Bolivia and Jindal singed in 2007 a contract for the exploitation of 50% of the Mutún deposits with estimated reserves of 40 billion tons of iron ore and manganese.
The Bolivian Mines ministry accused Jindal of having only invested 12 of the promised 600 million US dollars, and the corporation at the time accepted “it has a limited execution” of the project because of the delay from the Bolivian government in delivering the land involved.
However Pimentel said that only 13% of the land had not been delivered, and therefore “this was not a valid excuse”.
Pimentel said that in ongoing talks with the company since March it was agreed that once these problems are behind the investment in the next four years of 1.5 billion US dollars will begin. “This means that is all works out as planned by 2014 Bolivia could be producing steel”.
The minister also said that Bolivia was willing to exploit the whole El Mutun deposits and already had firm interests from China and South Korea.

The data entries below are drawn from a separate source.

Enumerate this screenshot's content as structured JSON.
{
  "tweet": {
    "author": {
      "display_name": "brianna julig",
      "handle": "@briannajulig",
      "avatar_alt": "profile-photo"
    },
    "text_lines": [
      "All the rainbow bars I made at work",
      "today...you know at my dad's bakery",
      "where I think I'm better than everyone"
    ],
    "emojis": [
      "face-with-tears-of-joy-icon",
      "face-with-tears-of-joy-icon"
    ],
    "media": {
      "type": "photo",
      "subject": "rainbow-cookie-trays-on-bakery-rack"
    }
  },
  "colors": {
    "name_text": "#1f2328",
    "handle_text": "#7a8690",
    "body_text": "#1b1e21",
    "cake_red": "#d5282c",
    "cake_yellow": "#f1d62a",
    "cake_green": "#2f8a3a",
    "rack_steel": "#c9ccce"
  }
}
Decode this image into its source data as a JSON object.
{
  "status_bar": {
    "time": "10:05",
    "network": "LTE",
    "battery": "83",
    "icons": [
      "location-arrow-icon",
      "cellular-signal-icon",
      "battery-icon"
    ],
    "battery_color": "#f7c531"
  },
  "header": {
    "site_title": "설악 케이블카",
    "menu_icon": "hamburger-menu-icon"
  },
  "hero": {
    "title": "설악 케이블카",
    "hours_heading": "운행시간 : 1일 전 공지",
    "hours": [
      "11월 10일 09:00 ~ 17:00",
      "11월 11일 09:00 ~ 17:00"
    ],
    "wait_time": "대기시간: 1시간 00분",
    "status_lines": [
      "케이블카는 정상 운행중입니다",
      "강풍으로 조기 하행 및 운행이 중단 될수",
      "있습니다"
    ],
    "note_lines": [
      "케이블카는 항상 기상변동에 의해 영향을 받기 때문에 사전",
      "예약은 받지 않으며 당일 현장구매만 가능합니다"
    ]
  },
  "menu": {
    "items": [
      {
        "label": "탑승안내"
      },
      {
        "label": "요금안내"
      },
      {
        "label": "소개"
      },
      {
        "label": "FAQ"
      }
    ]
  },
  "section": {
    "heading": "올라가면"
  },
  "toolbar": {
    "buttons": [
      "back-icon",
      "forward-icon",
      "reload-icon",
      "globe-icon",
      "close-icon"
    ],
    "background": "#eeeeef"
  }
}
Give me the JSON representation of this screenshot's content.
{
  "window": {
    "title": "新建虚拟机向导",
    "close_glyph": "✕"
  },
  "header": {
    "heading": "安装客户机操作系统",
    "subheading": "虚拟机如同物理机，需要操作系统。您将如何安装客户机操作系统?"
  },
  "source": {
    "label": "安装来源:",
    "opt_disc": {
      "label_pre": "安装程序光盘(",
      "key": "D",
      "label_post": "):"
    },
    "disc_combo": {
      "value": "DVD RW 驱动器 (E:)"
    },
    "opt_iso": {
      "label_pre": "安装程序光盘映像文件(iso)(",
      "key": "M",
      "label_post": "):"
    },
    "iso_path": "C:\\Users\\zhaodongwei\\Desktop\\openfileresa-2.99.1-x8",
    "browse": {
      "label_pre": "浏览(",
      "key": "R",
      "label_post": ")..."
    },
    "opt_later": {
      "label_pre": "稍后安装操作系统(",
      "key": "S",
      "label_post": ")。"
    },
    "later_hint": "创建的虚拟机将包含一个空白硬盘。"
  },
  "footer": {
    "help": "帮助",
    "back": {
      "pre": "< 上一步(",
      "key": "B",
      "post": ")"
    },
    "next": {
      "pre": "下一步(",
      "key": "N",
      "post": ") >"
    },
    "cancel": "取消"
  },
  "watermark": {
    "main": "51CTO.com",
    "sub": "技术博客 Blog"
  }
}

The Bolivian government is known to be already negotiating with China Development Bank, which has offered the state 15 billion US dollars to develop the remaining El Mutun iron-ore deposit concession.
A Jindal spokesperson in Bolivia was quoted last week in the Bolivia’s BNamericas saying that the company believes that Sergio Alandia, the interim president of Bolivian state steelmaker Empresa Siderurgica El Mutun (Esem), is obstructing the development of the El Mutun iron ore deposit and steel project.
Esem was created in 2007 by the Bolivian government to sign the contract with JSPL and oversee the El Mutun project. It also gave Esem special powers to sign agreements with other mining companies.
We have been very respectful and loyal to our partner and, in particular, to the Bolivian state, and even more so to the Bolivian people. However, since October - when Alandia was appointed interim president - the relationship has become complicated and led to the current situation, Jindal spokesperson Rene Soria told BNamericas.
Soria even went so far as to say that although JSPL is willing to go ahead with the project, the company is finding it difficult to proceed since Alandia has created obstacles and behaved in a unilateral and arbitrary manner, even disregarding the authority of the Bolivian president.
Under the joint venture agreement, Jindal was required to invest 300 million USD each year of the first five-year period and 200 million annually over the next three years, amounting to a total direct investment of 2.1 billion over eight years.
JSPL was supposed to have exported up to 10 million tons of iron ore last year and build a 10 MTPA pellet plant, a 6 MTPA sponge iron plant, 1.7 MTPA steel plant and a 450 MV power plant under the contract.
But the Bolivian government argues that Jindal has not made the necessary investments in the project and neither has iron ore mining nor the steel plant operations have started as scheduled.
JSPL has been trying to negotiate with Esem to alter the contract since the land allocated for mining has still not been cleared of indigenous inhabiting the area. The company also says that there is no infrastructure to transport the ore to the nearest port at Puerto Busch, which itself is under construction. Furthermore there is no power in the area to operate the steel plant and the government has refused to subsidise the 180 million USD natural gas needed to run the steel plant.